_Source records:_
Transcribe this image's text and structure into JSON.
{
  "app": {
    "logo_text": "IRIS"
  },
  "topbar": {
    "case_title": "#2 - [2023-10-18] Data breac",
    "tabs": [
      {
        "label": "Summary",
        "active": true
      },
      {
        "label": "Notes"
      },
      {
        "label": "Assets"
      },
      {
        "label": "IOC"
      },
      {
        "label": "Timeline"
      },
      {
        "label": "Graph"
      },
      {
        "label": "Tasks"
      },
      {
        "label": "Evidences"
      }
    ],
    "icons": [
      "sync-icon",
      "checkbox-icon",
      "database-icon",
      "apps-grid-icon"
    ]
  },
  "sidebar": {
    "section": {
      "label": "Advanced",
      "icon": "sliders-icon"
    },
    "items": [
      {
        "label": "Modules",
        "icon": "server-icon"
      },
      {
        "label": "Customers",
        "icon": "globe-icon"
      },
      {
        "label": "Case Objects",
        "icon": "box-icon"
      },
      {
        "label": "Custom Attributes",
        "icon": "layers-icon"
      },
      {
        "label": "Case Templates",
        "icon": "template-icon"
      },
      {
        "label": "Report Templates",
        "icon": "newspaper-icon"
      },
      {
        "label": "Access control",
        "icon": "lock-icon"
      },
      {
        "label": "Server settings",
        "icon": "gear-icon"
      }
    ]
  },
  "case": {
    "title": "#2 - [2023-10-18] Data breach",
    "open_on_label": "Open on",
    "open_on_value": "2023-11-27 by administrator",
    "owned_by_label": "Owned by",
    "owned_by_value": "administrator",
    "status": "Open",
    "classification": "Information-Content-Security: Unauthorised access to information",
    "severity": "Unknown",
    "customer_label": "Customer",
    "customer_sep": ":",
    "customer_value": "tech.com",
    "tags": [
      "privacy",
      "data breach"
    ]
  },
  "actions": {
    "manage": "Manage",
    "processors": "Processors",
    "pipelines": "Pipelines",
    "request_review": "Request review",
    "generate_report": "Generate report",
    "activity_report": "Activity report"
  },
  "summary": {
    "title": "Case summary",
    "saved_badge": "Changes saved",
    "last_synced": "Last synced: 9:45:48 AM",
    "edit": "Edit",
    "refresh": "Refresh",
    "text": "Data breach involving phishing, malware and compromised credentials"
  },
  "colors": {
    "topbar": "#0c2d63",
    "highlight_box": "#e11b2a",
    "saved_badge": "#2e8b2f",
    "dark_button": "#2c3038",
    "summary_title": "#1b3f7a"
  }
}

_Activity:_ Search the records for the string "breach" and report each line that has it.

_Solution for this task:_
    "title": "#2 - [2023-10-18] Data breach",
      "data breach"
    "text": "Data breach involving phishing, malware and compromised credentials"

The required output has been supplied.